What the exercise asks
Copy every line of the records below that holds the word "dots".

Data to process
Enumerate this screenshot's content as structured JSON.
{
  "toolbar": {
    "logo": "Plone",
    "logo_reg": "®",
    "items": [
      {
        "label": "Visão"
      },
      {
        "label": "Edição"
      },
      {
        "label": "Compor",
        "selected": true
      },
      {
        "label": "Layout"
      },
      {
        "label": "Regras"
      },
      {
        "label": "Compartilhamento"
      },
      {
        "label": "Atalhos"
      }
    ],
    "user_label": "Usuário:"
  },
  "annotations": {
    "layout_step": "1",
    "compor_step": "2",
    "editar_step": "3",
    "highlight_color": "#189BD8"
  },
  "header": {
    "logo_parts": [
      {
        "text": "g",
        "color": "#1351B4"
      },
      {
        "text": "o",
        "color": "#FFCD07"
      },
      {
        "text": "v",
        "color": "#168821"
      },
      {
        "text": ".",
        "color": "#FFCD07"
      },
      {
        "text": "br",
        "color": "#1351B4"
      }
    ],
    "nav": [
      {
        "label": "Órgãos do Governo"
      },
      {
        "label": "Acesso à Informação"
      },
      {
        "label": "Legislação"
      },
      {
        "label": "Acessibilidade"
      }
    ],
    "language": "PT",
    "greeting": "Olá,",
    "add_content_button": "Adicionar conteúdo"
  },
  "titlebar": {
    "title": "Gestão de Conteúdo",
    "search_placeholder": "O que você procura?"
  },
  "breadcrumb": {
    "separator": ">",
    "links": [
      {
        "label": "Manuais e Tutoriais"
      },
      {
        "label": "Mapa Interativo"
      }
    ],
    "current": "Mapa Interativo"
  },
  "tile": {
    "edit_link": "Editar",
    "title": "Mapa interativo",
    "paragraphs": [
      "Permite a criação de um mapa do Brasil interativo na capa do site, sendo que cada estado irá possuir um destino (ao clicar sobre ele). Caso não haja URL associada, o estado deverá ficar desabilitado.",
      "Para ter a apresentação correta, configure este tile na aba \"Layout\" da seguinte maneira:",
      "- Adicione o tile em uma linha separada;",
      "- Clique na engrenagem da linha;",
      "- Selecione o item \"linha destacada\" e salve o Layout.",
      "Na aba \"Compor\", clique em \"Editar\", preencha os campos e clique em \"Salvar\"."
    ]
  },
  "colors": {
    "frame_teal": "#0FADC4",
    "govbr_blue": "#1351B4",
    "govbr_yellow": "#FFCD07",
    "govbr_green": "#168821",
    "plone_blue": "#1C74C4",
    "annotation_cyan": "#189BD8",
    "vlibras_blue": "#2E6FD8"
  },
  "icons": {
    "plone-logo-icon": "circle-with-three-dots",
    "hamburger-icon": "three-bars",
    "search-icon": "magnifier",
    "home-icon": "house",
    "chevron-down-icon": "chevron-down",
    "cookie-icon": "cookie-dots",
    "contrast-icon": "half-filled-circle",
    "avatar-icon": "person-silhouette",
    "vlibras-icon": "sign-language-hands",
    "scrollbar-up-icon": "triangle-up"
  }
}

Completed task
    "plone-logo-icon": "circle-with-three-dots",
    "cookie-icon": "cookie-dots",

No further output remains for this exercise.